Action item:
Skip the images and return the records below exactly.

Website and app data records:
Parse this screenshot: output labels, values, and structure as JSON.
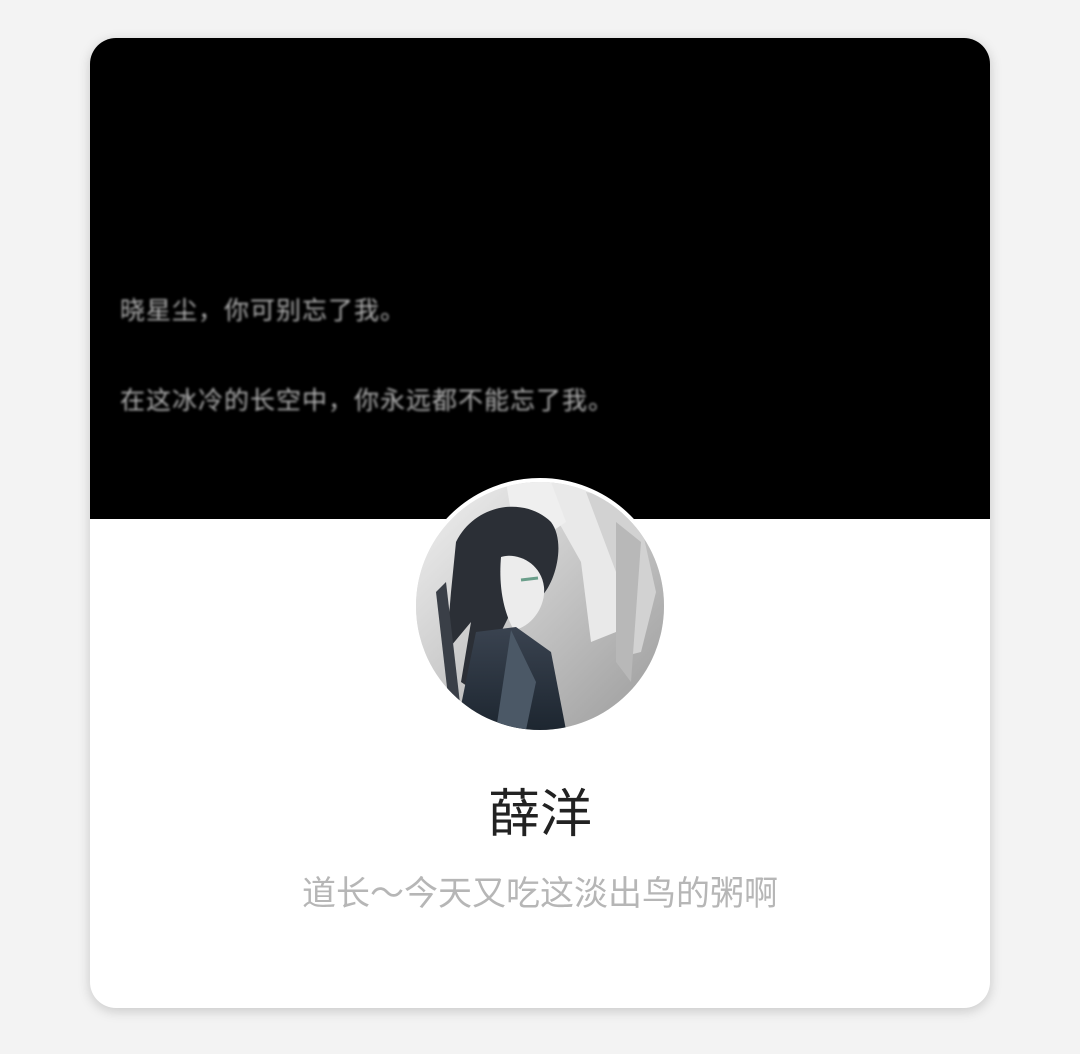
{
  "cover": {
    "lines": [
      "晓星尘，你可别忘了我。",
      "在这冰冷的长空中，你永远都不能忘了我。"
    ]
  },
  "profile": {
    "name": "薛洋",
    "bio": "道长～今天又吃这淡出鸟的粥啊"
  },
  "colors": {
    "cover_bg": "#000000",
    "card_bg": "#ffffff",
    "name": "#222222",
    "bio": "#b6b6b6"
  }
}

Response area:
Parse this screenshot: output labels, values, and structure as JSON.
{
  "cover": {
    "lines": [
      "晓星尘，你可别忘了我。",
      "在这冰冷的长空中，你永远都不能忘了我。"
    ]
  },
  "profile": {
    "name": "薛洋",
    "bio": "道长～今天又吃这淡出鸟的粥啊"
  },
  "colors": {
    "cover_bg": "#000000",
    "card_bg": "#ffffff",
    "name": "#222222",
    "bio": "#b6b6b6"
  }
}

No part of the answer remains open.